-Closeted in Colman
I was in this position a year ago—and when I give you advice, I’ll be pretty honest about what I went through while considering the fact that your circumstances are probably vastly different from mine. Nevertheless, there are definite things you can do to ensure that it’s an empowering and fulfilling experience.
First, think about what “coming out” means practically. Are you just looking to tell your close friends? If you want to truly come out publicly, you have to make sure you are prepared for everyone in your life to know. There’s no watertight way to contain it if you’re not asking every single person for their discretion, and as long as you’re working in any capacity to keep it a secret, you won’t get the empowering benefits of a true coming out.
If you decide you’re ready for this big step, you then need to consider how you’ll actually accomplish it. Instead of telling a few people and letting it slowly leak out, I believe in the importance of providing a way for people to give you active affirmation. I did this, for example, through a Facebook status.
You may not like the idea of coming out over a Facebook status, but it provides a way for people to respond and give their support, which I believe is a crucial part of coming out. Public acknowledgement and acceptance can be very empowering and help you embrace life as an openly gay person.

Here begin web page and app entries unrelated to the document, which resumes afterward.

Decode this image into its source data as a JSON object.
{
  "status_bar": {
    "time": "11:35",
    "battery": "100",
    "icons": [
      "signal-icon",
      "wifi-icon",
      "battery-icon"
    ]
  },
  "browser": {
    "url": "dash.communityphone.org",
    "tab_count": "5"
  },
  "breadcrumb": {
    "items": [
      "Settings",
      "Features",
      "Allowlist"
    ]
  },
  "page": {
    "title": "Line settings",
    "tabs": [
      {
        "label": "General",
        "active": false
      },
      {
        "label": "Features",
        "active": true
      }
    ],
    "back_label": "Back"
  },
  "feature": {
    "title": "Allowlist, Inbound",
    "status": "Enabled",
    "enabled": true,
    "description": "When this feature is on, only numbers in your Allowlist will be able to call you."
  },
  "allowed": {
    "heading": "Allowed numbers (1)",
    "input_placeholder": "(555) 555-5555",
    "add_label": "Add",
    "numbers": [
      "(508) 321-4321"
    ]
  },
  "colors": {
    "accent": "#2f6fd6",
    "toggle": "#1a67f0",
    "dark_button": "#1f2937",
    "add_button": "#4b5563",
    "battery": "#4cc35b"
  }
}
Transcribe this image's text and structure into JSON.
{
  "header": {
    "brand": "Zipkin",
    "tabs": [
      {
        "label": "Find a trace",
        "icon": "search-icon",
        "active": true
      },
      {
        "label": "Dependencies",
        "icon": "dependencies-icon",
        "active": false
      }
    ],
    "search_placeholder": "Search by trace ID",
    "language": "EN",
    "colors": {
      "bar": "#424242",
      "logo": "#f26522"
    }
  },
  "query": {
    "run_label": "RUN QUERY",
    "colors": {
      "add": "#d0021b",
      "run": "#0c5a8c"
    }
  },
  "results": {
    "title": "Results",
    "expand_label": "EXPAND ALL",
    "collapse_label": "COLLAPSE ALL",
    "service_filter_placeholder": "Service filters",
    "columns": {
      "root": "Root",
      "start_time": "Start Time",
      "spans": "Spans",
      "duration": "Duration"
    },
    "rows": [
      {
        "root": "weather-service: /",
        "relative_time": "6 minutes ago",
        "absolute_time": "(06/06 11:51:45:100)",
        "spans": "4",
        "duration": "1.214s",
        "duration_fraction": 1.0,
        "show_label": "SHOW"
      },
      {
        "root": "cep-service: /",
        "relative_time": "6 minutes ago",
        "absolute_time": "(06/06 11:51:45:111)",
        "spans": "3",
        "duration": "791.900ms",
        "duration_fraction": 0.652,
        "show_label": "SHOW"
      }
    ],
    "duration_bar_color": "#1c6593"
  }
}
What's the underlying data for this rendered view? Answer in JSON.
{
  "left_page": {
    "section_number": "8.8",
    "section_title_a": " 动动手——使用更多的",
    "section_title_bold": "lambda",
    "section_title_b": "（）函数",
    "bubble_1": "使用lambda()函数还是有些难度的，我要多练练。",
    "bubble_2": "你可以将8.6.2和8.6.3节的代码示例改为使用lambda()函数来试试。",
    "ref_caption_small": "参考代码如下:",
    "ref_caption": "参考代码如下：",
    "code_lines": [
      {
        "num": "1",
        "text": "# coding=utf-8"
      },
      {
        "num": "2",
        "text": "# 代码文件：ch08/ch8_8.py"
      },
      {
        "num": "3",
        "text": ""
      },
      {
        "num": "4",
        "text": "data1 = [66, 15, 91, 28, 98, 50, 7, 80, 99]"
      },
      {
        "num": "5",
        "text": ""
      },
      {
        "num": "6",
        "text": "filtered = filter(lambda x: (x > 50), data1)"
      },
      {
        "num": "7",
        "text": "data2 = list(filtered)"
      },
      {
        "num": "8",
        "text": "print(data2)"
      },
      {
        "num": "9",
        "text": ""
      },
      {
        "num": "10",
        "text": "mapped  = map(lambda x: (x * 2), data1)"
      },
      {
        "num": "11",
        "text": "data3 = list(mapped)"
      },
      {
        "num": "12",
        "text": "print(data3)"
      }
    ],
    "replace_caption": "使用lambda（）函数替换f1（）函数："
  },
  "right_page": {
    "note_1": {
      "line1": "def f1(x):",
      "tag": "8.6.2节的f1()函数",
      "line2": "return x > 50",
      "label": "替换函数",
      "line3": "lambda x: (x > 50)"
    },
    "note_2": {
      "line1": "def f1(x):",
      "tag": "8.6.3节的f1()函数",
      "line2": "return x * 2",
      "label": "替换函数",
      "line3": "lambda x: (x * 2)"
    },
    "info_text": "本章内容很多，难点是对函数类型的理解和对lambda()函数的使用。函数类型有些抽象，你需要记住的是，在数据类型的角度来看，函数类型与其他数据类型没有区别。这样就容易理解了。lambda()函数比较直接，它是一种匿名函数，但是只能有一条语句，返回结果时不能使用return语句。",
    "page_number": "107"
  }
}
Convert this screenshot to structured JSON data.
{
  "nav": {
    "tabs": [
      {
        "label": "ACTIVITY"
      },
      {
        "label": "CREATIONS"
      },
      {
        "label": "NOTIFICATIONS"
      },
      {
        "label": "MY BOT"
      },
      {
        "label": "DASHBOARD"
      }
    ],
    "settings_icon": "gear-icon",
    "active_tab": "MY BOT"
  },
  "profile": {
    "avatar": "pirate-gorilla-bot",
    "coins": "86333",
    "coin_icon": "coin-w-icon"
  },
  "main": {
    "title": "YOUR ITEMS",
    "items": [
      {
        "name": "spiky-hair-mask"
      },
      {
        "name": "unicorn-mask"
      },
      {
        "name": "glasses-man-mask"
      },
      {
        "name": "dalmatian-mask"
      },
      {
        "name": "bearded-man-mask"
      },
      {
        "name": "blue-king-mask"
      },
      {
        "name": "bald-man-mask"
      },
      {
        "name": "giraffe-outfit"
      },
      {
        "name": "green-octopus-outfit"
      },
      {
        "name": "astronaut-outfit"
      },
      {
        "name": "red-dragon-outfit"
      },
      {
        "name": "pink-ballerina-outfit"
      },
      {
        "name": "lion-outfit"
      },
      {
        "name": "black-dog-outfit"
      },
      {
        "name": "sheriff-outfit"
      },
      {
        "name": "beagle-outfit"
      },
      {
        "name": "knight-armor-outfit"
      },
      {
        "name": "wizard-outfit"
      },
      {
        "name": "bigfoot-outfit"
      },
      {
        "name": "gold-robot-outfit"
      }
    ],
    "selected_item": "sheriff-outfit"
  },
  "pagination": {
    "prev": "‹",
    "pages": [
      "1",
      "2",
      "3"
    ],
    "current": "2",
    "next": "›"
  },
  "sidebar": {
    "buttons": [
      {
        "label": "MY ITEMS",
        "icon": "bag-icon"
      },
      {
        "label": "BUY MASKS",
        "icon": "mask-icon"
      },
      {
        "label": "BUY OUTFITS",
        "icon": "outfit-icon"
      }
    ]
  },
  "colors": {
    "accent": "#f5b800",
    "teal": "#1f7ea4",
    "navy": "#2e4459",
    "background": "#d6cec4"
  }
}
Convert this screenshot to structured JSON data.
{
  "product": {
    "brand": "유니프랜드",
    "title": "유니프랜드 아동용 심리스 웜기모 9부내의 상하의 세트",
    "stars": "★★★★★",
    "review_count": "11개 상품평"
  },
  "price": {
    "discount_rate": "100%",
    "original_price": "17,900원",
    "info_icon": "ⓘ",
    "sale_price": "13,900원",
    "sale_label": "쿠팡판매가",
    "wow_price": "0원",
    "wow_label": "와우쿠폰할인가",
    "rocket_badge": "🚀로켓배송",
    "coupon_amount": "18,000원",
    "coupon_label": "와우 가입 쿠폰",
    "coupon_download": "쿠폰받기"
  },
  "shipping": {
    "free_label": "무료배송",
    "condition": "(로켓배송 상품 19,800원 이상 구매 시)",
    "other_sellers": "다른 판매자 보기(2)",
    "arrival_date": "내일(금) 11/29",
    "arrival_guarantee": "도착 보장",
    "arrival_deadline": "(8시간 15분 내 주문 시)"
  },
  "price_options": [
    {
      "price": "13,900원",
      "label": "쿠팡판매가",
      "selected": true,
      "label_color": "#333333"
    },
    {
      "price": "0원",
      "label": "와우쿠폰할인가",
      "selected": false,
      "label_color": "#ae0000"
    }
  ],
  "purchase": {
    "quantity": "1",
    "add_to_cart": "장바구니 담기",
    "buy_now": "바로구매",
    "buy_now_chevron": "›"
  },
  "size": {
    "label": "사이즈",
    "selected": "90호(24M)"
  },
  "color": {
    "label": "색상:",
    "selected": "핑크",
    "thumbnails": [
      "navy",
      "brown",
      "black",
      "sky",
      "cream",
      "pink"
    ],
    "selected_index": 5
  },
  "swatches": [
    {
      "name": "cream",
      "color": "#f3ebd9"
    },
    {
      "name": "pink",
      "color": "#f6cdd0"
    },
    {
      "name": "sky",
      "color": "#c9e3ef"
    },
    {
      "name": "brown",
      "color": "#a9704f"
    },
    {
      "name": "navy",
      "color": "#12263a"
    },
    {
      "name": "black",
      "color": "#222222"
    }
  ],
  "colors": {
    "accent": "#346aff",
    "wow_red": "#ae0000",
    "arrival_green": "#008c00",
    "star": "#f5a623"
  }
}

I’m tempted to assure you that Lawrence is a very accepting community. I have never worried about discrimination or hate while I was here. However, it’s a constantly changing place, with hundreds of new people coming in every year, so while you should never be ashamed of who you are, be prepared to find opposition in the most unexpected places.
You also seem to be worried about being treated differently by others—your “guy friends,” for example. Sure, there may be awkward moments where your well-meaning friends adjust to talking about your sexuality, but having people treat you differently is actually part of the process.
By “treating you differently,” I mean acknowledging, respecting and helping to eliminate the pain you’ve experienced by living a huge part of your life in secret. Because there is a system of privilege and oppression that we face, it is absolutely important that our allies seek to acknowledge and eliminate ways in which we are oppressed.
Congratulations on this huge step in your journey! I’m confident in saying that no matter what happens, this is absolutely for the best. Keep reminding yourself that coming out shouldn’t be about the people who oppose you, but rather a time to gain the support and acknowledgment of people who support and love you.